(Updates with closing share price.)
Aug. 14 (Bloomberg) -- Oil producers in Iraqi Kurdistan are an attractive investment after falling at least 25 percent since early July on fears that violence in the region would disrupt operations, analysts said.
It’s unlikely that the northern semi-autonomous Kurdistan region will be overtaken by Islamic State fighters, and that risk has been reduced as the U.S. and France moved to arm Kurdish forces, analysts from Swedbank AB, Pareto Securities AS, and RBC Capital Markets said.
Swedbank today raised its recommendation on Oslo-based DNO ASA to buy from neutral, and the shares rose 8.3 percent in Oslo trading. Genel Energy Plc began a share buyback, repurchasing 155,000 ordinary shares and sending its stock rallying 7.6 percent.
“It’s worth betting on,” Swedbank analyst Teodor Sveen Nilsen said in a phone interview, referring to DNO. “The discount is big, and the values we’re basing it on already take into account that it’s not a blue-sky scenario.”
Oil companies operating in Iraq’s Kurdistan region, such as DNO, Genel Energy and Afren Plc, have plunged as Islamic State fighters who crossed the border from Syria earlier this year have battled Kurdish forces. The violence raises the prospect of the destabilization of a region that’s seen relative tranquility compared with the rest of the country since the U.S.-led invasion in 2003.
“There is a belief across the industry that Kurdistan will remain a safer area of Iraq,” said Al Stanton, an energy analyst at RBC Capital Markets. “The buyback shows that Genel feels that it is hugely undervalued.”
Stanton has an outperform recommendation on Genel Energy’s stock.
DNO declined to comment on security considerations and provide updated details on operations, spokesman Henrik Schwabe said in an e-mail yesterday. The company, which is the operator of the Tawke field close to Iraq’s borders with Syria and Turkey, said last week it continued operations at all its Kurdistan sites.
Genel Energy maintains that its operations are “safe and secure” and said that its outlook remains unchanged with plans to increase production in the second half of the year. The company withdrew some “non-essential staff” from its non- producing fields as a precautionary measure last week.

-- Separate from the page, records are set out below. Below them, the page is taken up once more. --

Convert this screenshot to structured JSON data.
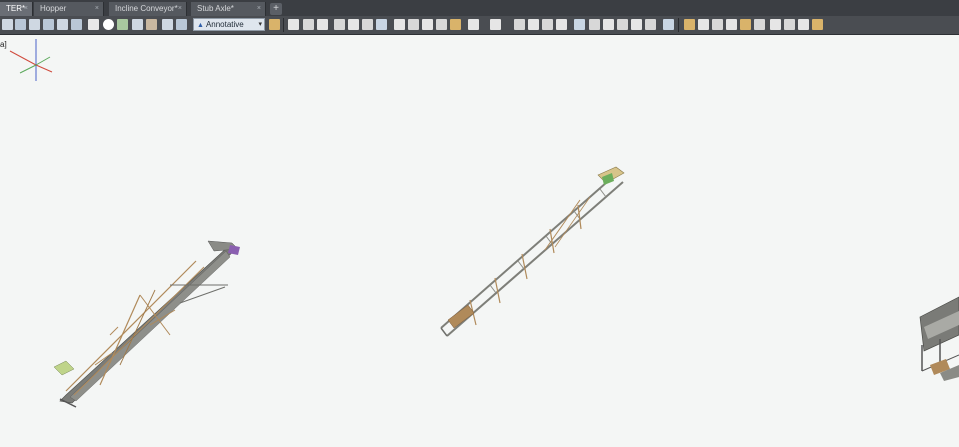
{
  "tabs": [
    {
      "label": "TER*",
      "active": true
    },
    {
      "label": "Hopper",
      "active": false
    },
    {
      "label": "Incline Conveyor*",
      "active": false
    },
    {
      "label": "Stub Axle*",
      "active": false
    }
  ],
  "tab_close_glyph": "×",
  "tab_add_glyph": "+",
  "annotative": {
    "label": "Annotative",
    "arrow": "▾"
  },
  "viewport": {
    "corner_label": "a]"
  },
  "colors": {
    "viewport_bg": "#f4f6f5",
    "tabbar_bg": "#3b3e43",
    "toolbar_bg": "#4a4d52",
    "model_tan": "#b08a5a",
    "model_grey": "#6e6f6b",
    "model_green": "#6cae5c",
    "model_purple": "#8a5fb0"
  }
}
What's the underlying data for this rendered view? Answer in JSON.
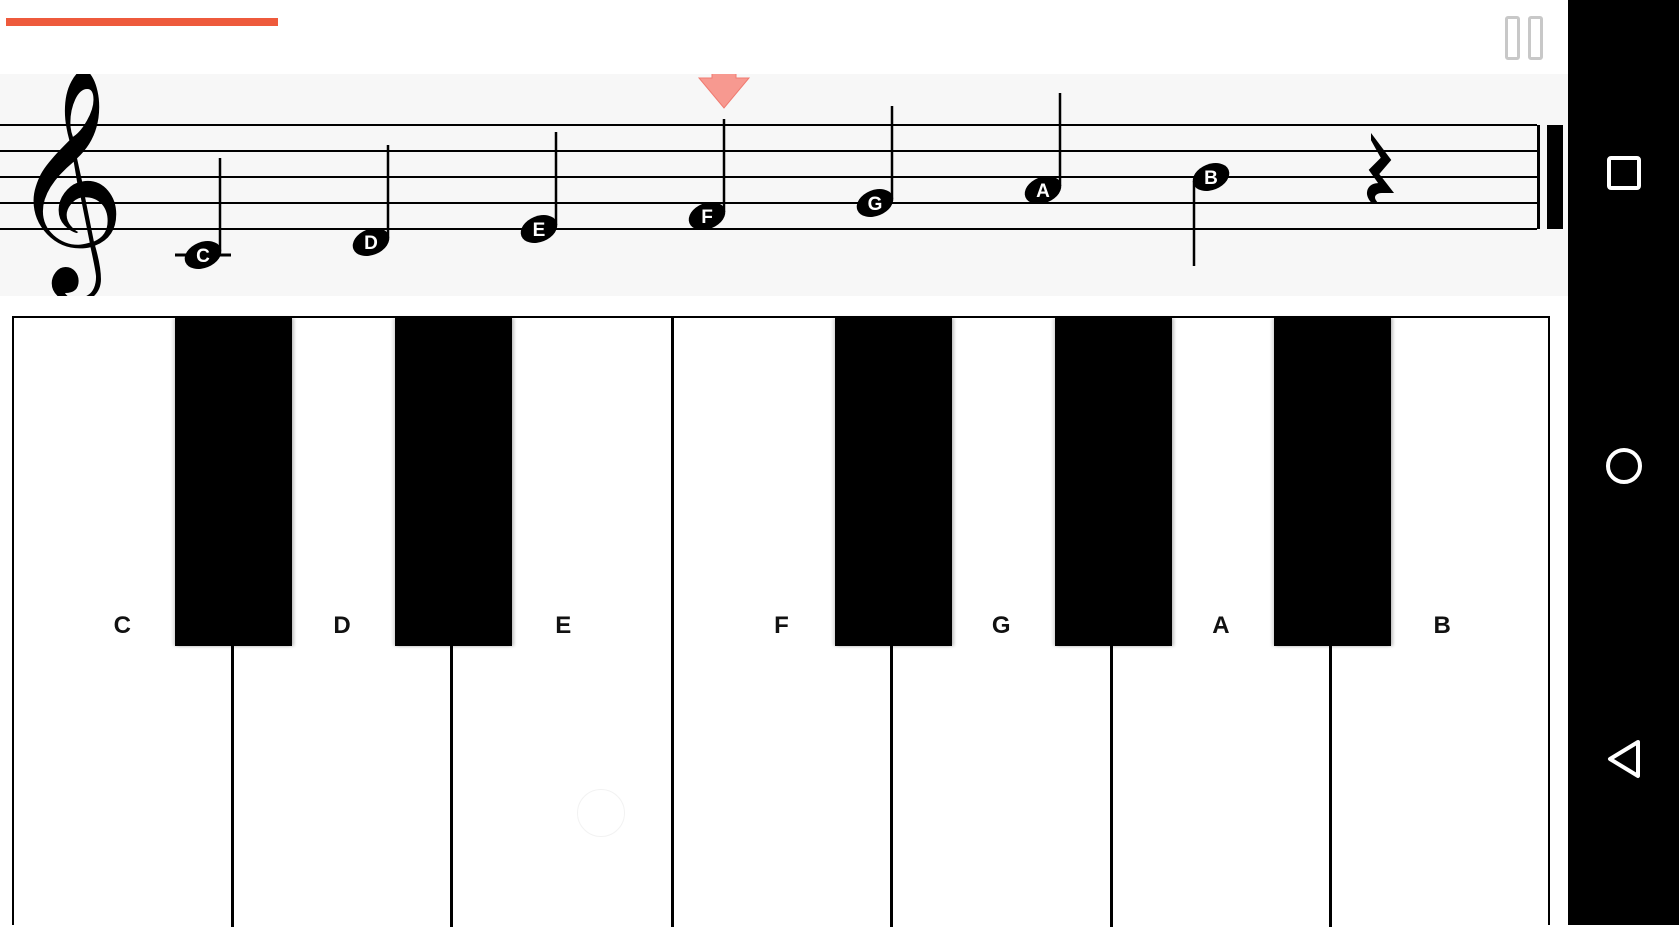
{
  "progress": {
    "fraction": 0.162
  },
  "icons": {
    "pause": "pause-icon",
    "treble_clef": "treble-clef-icon",
    "arrow": "down-arrow-icon",
    "rest": "quarter-rest-icon",
    "recent": "square-icon",
    "home": "circle-icon",
    "back": "triangle-back-icon"
  },
  "colors": {
    "progress": "#ee5a3c",
    "arrow": "#f79990",
    "staff_bg": "#f7f7f7",
    "nav_bg": "#000000"
  },
  "staff": {
    "current_note_index": 3,
    "notes": [
      {
        "label": "C"
      },
      {
        "label": "D"
      },
      {
        "label": "E"
      },
      {
        "label": "F"
      },
      {
        "label": "G"
      },
      {
        "label": "A"
      },
      {
        "label": "B"
      }
    ]
  },
  "piano": {
    "white_keys": [
      {
        "label": "C"
      },
      {
        "label": "D"
      },
      {
        "label": "E"
      },
      {
        "label": "F"
      },
      {
        "label": "G"
      },
      {
        "label": "A"
      },
      {
        "label": "B"
      }
    ]
  }
}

“No threat has been posed to DNO’s operations this far and we expect the risk of interruptions decreases as Kurdish forces are getting access to heavier weapons,” Pareto said in a note to clients yesterday. “DNO is producing at record high levels and we see the recent share price correction as a buying opportunity.”
DNO rose 8.3 percent to 17.29 kroner at close, the biggest gain in nearly six months. Genel Energy added 7.6 percent to 810.5 pence, the largest move since March 2012.